Feb 5 = fog and rain
Jan 29 = rain
Jan 22 = fog and snow
Jan 15 = snow storm
Jan 8 = no precipitation
Jan 1 = snow.
arghhhhh......I don't even want to look at December.
This morning while I was watching the changing precipitation coat the trees and branches I saw ice pellets, sleet, freezing rain, snow, granular snow, freezing mist and wet snow in a period of maybe 60 minutes. This weather show got me to thinking. I remembered being told as a child that there are tons of words for snow in the Eskimo language. At that time I did not know much about Alaska, make that all I knew about Alaska was
Fulton's whoops Seward's Folly from history class so really did not understand the unintended disrespect to the native population nor the reasons for why they would have so many different words for something that this then downstate city child saw melt almost as fast as it came down.
Now I might know enough about Alaska to fit into a thimble from having my students follow the Iditarod for many years. However I do know some about the dogs raised there, the trust they have with their humans and something of the people in general. Arctic Lace is also a good resource on the native population of Alaska. I certainly now know that there are many different native cultures and languages. Just to please myself I looked up "alaskan native american snow words" on dogpile and got some excellent resources. From Ronald Brower, an Inupiaq language professor at the University of Alaska, Fairbanks comes this list.
1.Apun: snow. 2. Aniu: packed snow. 3. Aniuvak: snow bank. 4. Apuyaq: snow patch. 5. Aqilluqqaq: soft snow. 6. Auksalaq: melting snow. 7. Agniq: snow blizzard. 8. Illuksinaq: bright snow condition causing snow blindness. 9. Kanigruaq: frost on face, tree, etc. 10. Kaiyuglaq: rippled surface of snow. 11. Mavsa: snowdrift overhang. 12. Mauya: break through snow condition. 13. Misulik: sleet snow. 14. Mitailaq: soft snow on ice. 15. Milik: very soft snow. 16. Masak: water logged snow. 17. Masayyak: lightly damp snow. 18. Natilvik: low ground drifting snow. 19. Nutalaq: fresh snow, powder snow. 20. Qannik: snowflake. 21. Qanniksuq: is snowing. 22. Qatiqsuniq: light snow, deep for walking. 23. Qiqsruqaq: glazed snow in thaw time. 24. Qarraqtualik: area with resonating snow. 25. Quvyugaq: whiteout. 26. Qimuagruk: snow drift blocking trail or in lee of a building. 27. Qiqsruqaq: thaw qlazed snow. 38. Nutaagun: when snow covers water with no ice. 29. Piqsiqsuq: is snow storming. 30. Piagnaq: snow condition good for sled (ready to fall) travel. 31. Pilik: ice crystals in the air. 32. Sisuuq: snow slide, avalanche. 33. Siquqtuaq: sun crusted snow (covering an open water spot). 34. Sillik: hard crusty snow. 35. Uggulaq: overly damp snow. 36. Uyumiqsuq: is misty, blurred. Snow crystals in the air. 37. Uullukkuu: snow that melts instantly.

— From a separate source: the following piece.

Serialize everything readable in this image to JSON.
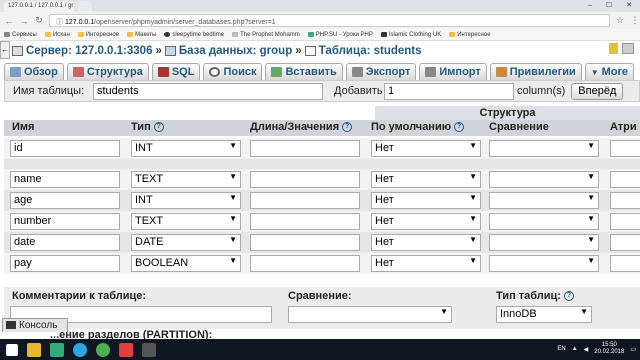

Today alone we have seen #1, 5, 6, 9, 12, 13, 14, 20, 21, 31, 35 and 36. How to correctly pronounce most of these words is beyond my very poor foreign language facilities but I am enjoying reading them anyway.